The lessons to be learned from Disney films not only spring from the artistry but from the world-view Ray Bradbury spoke of in that lovely quote I used above. There were important lessons, ones that stem from the deep roots of fairy tales, lessons that taught not merely right from wrong, but how to frame a more beautiful world-view. Through Disney we learn not to laugh at a romantic viewpoint, we learn to embrace it. In particular, I know I didn’t really learn “Thou shalt not lie” from the Bible, no, I found Pinocchio to be a much more direct and terrifying cautionary tale. Beyond that, all through my life, to this day… I still wish I had a friend like Baloo! Through Disney I learned a lot about love, honesty and loyalty… and just as importantly… I learned to love the wonderful world of color, which is also why I recoil against the cynical “edgy” monochromaticism of modern films. Disney showed me the truth… and truth withstands even in the face of overwhelming pressure to disregard it, and the truth is… ain’t nothing wrong with color!
Of course there are countless other life lessons, scenes and artists we would lose were we to disregard Disney, and countless other art lessons to be learned about everything from character design to timing, from composition to body language… it’s all there! if you need to learn it, know it, do it, or understand it… turn to Disney for lessons, you won’t regret it… and it will be our little secret!
As for me, I have no interest in keeping it a secret… I have learned countless lessons not merely from the characters and stories of the Disney universe, but I learned a lot about art from the artists who worked for Disney, but perhaps even more important than that, as I scroll down the screen and look at these images… I feel warm and happy, full of hot chocolate and chocolate chip cookies… and it’s good, real good! All this art talk aside… Disney films provide a warm refuge from life’s many storms, they make me feel good, and this is not mere escapism… no, there is too much to learn about life, love and art for that.

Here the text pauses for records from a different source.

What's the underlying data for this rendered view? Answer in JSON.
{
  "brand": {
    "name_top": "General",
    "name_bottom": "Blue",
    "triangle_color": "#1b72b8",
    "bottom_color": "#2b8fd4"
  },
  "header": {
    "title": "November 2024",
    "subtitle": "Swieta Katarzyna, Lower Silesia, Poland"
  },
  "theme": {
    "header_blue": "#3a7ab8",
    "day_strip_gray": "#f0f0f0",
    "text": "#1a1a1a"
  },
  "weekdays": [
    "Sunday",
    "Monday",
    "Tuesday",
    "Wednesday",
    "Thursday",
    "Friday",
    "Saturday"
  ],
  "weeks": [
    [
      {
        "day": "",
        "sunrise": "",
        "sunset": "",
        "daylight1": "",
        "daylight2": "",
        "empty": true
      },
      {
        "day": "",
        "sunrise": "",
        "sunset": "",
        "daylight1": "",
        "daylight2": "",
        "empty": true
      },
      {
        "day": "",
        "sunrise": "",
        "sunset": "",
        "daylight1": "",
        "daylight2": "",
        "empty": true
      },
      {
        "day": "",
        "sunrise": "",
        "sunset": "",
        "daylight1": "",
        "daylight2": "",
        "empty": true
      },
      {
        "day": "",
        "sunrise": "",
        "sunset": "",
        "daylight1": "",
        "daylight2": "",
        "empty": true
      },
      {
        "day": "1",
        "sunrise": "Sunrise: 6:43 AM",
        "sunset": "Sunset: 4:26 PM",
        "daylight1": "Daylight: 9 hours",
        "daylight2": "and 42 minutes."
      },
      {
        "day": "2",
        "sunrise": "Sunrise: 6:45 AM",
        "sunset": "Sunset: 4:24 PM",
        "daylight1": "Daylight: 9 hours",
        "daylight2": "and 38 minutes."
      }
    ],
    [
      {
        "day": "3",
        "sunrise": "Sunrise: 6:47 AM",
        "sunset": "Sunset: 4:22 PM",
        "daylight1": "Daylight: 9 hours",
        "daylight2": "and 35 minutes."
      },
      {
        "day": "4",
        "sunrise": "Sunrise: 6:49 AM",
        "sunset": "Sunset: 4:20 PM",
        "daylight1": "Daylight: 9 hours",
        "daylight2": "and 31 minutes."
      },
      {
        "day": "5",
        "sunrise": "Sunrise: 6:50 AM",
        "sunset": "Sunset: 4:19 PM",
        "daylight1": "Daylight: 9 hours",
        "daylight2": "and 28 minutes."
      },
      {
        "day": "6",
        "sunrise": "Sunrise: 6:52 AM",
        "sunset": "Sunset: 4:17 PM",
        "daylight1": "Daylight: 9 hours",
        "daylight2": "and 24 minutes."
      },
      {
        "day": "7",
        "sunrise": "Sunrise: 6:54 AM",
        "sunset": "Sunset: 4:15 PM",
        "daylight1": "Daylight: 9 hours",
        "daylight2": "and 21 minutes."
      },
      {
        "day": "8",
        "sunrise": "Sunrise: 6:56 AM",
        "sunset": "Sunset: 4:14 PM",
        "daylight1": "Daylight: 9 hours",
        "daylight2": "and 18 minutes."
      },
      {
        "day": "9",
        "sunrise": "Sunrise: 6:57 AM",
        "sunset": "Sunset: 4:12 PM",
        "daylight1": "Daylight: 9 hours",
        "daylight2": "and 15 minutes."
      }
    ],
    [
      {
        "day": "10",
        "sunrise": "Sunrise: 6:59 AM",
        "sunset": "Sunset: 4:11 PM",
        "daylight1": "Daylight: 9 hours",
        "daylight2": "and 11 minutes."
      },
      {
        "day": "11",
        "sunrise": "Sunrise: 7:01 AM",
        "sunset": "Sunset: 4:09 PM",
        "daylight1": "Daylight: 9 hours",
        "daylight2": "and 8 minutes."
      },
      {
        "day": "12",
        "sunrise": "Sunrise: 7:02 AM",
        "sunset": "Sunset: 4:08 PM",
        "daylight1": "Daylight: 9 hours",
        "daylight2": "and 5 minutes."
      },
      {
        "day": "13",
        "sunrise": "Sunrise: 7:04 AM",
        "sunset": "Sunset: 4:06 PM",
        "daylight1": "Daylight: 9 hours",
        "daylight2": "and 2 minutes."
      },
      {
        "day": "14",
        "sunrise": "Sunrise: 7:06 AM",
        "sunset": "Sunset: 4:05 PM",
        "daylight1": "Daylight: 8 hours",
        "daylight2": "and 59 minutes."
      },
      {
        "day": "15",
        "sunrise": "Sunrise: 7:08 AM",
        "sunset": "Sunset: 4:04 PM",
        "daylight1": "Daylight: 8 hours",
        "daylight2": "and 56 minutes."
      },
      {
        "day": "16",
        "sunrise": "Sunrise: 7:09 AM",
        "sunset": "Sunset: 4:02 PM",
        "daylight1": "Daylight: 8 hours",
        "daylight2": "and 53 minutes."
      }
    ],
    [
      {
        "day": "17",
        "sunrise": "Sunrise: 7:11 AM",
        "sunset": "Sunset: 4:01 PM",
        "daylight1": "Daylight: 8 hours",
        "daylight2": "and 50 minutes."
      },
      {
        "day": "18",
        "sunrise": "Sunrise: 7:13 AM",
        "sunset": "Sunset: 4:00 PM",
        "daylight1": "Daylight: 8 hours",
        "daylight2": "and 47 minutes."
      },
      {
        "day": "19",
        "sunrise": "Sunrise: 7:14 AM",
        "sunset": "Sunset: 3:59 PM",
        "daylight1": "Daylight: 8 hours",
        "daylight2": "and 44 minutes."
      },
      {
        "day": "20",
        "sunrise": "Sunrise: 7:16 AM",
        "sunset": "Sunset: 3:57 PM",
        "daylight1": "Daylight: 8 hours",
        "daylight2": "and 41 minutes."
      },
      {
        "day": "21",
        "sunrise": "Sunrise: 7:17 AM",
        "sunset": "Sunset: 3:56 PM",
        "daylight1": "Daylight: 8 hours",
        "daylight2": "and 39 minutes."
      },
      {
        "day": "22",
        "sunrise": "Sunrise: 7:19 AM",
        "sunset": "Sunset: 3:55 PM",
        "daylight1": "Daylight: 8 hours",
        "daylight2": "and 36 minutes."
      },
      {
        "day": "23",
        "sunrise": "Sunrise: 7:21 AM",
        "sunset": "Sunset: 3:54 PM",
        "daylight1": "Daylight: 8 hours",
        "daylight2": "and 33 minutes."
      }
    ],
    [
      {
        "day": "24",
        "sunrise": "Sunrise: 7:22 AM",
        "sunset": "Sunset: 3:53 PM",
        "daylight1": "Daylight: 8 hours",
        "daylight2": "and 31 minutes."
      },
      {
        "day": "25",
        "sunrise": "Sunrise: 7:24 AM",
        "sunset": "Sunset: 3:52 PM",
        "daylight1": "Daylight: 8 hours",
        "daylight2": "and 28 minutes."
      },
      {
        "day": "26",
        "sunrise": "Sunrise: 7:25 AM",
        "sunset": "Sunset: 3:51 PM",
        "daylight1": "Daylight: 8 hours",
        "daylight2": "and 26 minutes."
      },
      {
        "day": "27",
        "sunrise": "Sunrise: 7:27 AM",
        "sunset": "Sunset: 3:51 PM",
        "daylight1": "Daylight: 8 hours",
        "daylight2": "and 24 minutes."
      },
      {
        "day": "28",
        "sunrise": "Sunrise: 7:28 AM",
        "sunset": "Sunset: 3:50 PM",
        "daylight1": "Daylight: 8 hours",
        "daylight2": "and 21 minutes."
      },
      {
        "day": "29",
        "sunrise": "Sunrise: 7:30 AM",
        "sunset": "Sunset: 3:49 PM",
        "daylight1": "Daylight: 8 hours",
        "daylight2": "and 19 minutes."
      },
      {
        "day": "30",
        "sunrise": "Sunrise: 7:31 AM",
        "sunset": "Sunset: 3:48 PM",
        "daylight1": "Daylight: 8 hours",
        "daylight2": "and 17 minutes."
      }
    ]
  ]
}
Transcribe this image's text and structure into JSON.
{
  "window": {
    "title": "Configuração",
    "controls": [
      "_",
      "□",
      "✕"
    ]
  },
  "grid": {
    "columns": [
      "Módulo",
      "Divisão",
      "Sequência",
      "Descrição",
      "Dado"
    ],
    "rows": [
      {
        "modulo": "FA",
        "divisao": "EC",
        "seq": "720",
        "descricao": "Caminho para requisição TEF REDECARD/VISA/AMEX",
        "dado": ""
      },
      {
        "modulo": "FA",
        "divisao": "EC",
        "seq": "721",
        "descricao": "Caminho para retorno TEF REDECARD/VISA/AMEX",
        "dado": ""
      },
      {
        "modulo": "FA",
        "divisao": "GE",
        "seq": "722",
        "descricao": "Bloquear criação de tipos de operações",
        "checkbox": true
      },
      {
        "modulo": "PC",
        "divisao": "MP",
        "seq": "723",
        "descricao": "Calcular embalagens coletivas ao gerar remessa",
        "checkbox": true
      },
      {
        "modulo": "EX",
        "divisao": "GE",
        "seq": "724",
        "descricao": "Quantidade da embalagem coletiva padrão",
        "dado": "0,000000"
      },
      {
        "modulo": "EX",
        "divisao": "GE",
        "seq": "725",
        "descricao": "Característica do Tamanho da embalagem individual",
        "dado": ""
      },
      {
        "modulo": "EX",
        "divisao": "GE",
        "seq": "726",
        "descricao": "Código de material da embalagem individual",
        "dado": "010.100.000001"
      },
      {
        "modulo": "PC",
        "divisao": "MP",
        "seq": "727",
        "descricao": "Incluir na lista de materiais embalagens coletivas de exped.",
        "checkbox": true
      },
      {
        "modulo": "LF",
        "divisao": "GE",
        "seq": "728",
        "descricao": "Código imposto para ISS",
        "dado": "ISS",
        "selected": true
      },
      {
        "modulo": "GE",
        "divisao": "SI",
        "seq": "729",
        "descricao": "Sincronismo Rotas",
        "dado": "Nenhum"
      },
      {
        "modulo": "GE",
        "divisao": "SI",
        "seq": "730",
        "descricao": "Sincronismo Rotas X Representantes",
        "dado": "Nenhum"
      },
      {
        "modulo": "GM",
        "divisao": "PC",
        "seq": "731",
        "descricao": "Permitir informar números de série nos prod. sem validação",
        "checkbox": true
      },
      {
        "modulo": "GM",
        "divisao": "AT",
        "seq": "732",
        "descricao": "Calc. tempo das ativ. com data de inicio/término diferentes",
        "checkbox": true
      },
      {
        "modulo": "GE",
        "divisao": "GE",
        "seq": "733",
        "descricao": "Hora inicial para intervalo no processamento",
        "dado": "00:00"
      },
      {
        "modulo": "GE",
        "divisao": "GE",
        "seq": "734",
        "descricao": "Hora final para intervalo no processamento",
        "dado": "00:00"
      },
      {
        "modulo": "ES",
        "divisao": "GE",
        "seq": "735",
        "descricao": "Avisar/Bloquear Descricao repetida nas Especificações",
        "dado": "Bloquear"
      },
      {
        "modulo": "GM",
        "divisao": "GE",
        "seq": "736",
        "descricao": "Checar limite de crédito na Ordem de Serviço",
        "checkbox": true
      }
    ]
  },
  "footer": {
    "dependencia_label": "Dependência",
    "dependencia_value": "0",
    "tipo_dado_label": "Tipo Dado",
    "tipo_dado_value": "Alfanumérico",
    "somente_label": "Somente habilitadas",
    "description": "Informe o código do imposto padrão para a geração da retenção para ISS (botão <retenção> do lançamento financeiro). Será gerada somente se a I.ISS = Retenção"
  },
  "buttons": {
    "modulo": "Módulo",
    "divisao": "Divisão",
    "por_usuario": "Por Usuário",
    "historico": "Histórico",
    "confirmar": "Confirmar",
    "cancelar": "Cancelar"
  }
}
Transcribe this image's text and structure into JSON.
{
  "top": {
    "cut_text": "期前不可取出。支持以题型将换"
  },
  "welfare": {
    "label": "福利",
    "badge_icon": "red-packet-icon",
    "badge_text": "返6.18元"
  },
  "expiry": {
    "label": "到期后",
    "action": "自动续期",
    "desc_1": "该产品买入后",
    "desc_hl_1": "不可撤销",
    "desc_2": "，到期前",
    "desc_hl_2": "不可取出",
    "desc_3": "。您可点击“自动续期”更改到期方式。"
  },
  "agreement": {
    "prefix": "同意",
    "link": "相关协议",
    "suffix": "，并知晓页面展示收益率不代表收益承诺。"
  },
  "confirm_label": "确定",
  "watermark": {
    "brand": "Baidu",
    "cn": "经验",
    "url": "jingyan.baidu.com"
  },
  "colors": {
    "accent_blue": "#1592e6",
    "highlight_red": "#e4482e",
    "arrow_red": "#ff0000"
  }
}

“Animation is not just for children – it’s also for adults who take drugs.”
I think there is a bit of thought about that Disney cartoons are for kids, but I disagree wholeheartedly… and I think those people have it all backwards… Disney cartoons aren’t for kids… but dismissing Disney… now THAT… is kid’s stuff.